The summer of 2020 was in many ways, the summer of parks. Public health was promoting the optimistic message that being outdoors in parks made socializing safe. While the media ran with the message that parks are our safe spaces, Jenn Chan CEO, Co-Founder of The Department of Imaginary Affairs was becoming increasingly concerned that another story was being lost.
The Department of Imaginary Affairs (DIA) had received 2020 funding through Arts in the Parks to run a storytelling project in a Toronto park. DIA deferred the funding until 2021 and began reimagining how they could tell the story of two Toronto parks and feature the narratives of newcomers, immigrants and youth who identify as Black, Indigenous or People of Colour are at the centre.
DIA wanted to tell a story to highlight the vital role parks play in people’s lives and a story that takes an honest, unflinching look at parks as unsafe and unwelcoming places for newcomers, immigrants and youth who identify as Black, Indigenous or People of Colour. They decided to focus on two parks: Dentonia Park in East York and Edgeley Park in the Jane/Finch neighbourhood, both in Toronto’s inner suburbs.
Credit photo: The DIA Staff and Board participating in a Parks Future’s Design Lab, where we reflected on the land we take up space on and envisioned a better and safer future for parks in the Toronto area.
To centre these stories, DIA articulated a set of ambitious goals:
For A Tale of Two Parks DIA hired youth from two local communities and trained them in oral storytelling and techniques to connect with and build trust with the community. Working as Social Researchers the youth experimented with various engagement methods to learn more about the people who visit their park. One example of an intervention involved a Social Researcher sitting on a park bench holding up a sign asking a provocative question followed by the query: “want to change my mind?”
Credit photo: Program Caretaker Elvin and Social Researcher Ari participating in DIA’s Participatory Parks Planning Game in November 2021.
Over several weeks, the park goers became more comfortable with the Social Researchers, and eventually shared their stories about the park. They talked about what the park meant to them before COVID, its role during the pandemic, and the park they would hope to have in the future.
The Social Researchers observed that many of the newcomers, immigrants, and youth who identify as Black, Indigenous or People of Colour weren’t used to being encouraged to share their stories, they’d ask questions like: “Why do you want to know my story? Why does it matter?” It took patience and skill for the researchers to help local park-goers open up and feel safe talking about their park, and their vision.
The park stories of newcomers, immigrants and youth who identify as Black, Indigenous or People of Colour said volumes. Their stories told the researchers that while people in these communities love their parks, they often don’t feel like they have the power to improve them.
For example, in Edgeley Park, BIPOC youth voiced concern about the wood chips covering the playground–the wood chips were messy, got caught in their shoes and made the playground feel unwelcoming.

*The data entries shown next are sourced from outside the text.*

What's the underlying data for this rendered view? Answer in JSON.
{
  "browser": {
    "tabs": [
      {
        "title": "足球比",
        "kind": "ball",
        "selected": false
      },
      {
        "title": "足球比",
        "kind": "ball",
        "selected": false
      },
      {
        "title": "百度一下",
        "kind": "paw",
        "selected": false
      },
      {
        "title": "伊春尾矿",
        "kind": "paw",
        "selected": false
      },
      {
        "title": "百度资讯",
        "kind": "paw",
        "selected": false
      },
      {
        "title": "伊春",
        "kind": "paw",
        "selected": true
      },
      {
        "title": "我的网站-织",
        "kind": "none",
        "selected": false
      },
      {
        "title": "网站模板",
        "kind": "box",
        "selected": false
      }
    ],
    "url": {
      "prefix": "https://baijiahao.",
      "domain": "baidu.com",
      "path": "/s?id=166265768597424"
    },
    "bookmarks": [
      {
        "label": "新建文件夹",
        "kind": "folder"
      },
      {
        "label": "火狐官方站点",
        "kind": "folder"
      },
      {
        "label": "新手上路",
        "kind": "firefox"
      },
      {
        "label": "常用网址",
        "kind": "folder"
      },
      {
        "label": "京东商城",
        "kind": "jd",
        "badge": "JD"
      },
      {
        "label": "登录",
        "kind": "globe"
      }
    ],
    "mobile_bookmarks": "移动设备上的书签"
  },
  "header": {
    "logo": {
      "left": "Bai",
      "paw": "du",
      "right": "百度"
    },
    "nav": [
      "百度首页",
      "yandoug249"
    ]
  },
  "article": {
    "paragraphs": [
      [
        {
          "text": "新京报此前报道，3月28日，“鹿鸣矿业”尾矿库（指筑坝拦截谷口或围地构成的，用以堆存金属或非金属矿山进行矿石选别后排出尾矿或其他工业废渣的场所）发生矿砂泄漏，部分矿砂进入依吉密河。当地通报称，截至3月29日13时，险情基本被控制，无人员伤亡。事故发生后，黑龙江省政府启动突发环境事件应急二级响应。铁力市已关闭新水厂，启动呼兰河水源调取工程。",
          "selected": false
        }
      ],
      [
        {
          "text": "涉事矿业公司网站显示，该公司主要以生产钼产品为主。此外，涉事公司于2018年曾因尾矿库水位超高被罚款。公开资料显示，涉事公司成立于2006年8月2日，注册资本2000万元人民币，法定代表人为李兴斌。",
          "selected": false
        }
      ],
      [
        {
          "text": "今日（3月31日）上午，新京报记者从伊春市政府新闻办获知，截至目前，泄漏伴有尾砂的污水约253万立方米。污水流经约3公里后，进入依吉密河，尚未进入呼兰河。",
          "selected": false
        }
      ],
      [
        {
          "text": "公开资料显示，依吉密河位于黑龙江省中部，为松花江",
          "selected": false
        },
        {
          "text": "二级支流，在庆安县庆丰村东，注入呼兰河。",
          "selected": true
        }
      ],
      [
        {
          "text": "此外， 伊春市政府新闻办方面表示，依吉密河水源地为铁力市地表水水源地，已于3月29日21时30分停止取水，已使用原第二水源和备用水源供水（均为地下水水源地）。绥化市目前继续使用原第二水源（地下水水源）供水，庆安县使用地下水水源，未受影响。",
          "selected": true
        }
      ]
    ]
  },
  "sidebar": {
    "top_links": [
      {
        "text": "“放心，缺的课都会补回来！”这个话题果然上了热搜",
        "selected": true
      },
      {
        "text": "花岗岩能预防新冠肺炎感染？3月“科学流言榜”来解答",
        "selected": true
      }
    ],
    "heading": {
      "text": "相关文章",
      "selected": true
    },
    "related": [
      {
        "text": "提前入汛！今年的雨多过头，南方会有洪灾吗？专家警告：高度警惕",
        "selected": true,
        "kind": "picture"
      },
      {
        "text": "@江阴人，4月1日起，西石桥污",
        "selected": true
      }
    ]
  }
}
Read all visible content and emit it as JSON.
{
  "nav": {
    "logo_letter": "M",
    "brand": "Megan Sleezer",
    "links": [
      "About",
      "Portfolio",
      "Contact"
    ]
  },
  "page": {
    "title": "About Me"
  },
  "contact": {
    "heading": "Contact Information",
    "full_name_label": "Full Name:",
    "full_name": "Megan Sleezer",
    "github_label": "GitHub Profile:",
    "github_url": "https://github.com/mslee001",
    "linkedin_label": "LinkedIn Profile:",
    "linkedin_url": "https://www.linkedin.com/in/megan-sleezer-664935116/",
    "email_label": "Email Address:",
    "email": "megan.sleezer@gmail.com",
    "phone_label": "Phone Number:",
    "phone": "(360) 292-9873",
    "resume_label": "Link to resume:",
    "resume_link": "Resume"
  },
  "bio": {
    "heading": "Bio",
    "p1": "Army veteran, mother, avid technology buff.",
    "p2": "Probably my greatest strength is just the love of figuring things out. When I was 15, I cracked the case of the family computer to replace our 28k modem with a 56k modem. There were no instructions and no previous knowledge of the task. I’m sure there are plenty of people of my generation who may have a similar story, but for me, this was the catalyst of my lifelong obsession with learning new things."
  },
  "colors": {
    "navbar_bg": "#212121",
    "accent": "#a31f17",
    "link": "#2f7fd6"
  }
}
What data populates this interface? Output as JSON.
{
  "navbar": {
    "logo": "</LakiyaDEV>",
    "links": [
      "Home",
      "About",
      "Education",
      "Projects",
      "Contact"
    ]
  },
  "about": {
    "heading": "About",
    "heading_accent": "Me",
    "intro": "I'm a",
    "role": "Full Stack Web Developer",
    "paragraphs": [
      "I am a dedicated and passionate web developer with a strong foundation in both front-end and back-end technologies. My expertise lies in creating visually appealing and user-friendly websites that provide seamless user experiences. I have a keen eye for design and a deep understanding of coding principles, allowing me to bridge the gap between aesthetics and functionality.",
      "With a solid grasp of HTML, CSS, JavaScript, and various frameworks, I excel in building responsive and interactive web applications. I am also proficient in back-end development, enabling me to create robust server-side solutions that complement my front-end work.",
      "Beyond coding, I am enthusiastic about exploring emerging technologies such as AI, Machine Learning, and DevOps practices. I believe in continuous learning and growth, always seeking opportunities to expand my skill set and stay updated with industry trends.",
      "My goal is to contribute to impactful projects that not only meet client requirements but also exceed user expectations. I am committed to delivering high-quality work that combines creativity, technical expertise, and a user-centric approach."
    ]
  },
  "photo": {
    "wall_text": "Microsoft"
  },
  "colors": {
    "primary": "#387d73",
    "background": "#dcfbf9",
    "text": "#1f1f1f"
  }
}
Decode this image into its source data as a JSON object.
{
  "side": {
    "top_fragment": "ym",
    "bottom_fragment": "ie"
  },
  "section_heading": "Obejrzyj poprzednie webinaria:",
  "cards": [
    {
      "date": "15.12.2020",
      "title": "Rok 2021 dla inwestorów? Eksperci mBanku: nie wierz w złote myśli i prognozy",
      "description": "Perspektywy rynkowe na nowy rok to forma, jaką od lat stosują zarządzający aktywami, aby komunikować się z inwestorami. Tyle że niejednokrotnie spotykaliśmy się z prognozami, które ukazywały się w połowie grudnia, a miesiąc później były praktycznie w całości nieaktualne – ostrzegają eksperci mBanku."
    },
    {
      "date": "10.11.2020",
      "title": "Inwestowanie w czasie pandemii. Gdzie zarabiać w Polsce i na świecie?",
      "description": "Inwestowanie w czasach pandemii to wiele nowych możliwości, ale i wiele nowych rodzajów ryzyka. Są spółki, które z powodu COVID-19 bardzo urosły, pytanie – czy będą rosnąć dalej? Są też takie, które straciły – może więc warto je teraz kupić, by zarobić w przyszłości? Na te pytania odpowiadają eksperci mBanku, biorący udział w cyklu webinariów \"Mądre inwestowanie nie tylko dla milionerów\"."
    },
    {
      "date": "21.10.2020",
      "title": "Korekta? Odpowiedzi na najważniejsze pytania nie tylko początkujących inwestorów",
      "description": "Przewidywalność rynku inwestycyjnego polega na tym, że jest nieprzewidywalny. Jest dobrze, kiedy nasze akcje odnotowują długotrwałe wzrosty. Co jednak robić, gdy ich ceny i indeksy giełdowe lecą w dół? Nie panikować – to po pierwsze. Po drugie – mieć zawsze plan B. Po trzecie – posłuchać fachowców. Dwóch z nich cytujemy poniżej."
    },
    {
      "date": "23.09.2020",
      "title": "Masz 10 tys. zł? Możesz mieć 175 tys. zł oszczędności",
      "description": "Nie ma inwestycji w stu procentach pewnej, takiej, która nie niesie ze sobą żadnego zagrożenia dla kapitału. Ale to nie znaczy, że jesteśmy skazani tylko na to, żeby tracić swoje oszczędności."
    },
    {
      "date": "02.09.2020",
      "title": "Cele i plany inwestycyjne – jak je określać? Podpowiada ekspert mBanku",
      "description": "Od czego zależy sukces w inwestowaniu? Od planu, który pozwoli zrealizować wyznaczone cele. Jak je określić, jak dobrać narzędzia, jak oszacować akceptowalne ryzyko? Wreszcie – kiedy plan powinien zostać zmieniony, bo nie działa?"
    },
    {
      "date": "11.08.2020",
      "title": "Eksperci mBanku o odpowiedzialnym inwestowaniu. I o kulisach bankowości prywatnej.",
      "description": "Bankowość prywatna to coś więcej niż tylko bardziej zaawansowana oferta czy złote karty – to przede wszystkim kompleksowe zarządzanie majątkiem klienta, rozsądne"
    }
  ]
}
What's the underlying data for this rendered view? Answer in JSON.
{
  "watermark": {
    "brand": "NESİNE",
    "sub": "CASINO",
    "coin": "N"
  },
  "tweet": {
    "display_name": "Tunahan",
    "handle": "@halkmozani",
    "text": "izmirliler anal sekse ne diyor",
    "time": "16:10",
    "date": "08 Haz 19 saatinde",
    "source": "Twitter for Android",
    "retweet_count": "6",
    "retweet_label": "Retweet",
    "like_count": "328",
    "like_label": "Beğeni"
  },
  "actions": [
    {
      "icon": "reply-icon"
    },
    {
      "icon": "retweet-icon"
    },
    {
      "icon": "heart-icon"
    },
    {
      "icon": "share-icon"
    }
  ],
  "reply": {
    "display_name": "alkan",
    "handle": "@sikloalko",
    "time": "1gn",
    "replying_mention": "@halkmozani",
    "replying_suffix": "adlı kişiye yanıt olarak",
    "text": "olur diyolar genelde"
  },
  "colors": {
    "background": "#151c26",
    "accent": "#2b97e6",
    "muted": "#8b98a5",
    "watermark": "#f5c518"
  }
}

They asked: “Why can’t we have sand in the playground?”
A different story was coming through. While park users in these communities love and value their parks, they feel helpless about making them safer or welcoming for those who need them.
Credit photo: Social researcher Ari interviewing members of Shwasti, a Bengali Seniors Walking Group that meets at Dentonia Park to exercise and share space with one another, at Dentonia Park in August 2021.
By surfacing this tension, A Tale of Two Parks highlights that parks in equity-seeking communities often occupy an uncomfortable both/and space. In these communities, parks are both free and open green spaces that can offer a sense of respite and comfort, and they are tied to a colonialist agenda that only provides individuals with privilege an opportunity to have a sense of control over the conditions that govern their lives.
This both/and space is, in Jenn’s words, the “scary and magical” place where DIA and the Tale of Two Parks researchers learned to find a connection.
The thoughtfully edited recordings gathered for A Tale of Two Parks will be compiled and featured on DIA’s website, providing a platform for diverse narratives of the park users who want their stories to be heard & shared.
But that’s just the beginning.
DIA is committed to making sure that the stories generated within the two parks are widely accessible. They’re currently planning a visual and audio installation as part of DesignTO’s 2022 lineup. The installation centres around the question: “What if parks were safe for everyone?” and will feature written and audio stories, photographs, artwork and videos from ‘A Tale of Two Parks’ to, in their own words, “elevate and amplify the stories we had the privilege of hearing and seeing as well as reflections from our team about how this project shifted their own relationships with parks.”
The audio recordings and upcoming installation will help represent the stories of BIPOC communities who hold space for simultaneously loving their parks while resisting the enforcement, violence, and acts of hate and racism that in large part define their park experiences.
Feature photo credit: The youth at Edgeley Park participating in the Arts Event through the Youth Program our Social Researcher Delux facilitated in September 2021.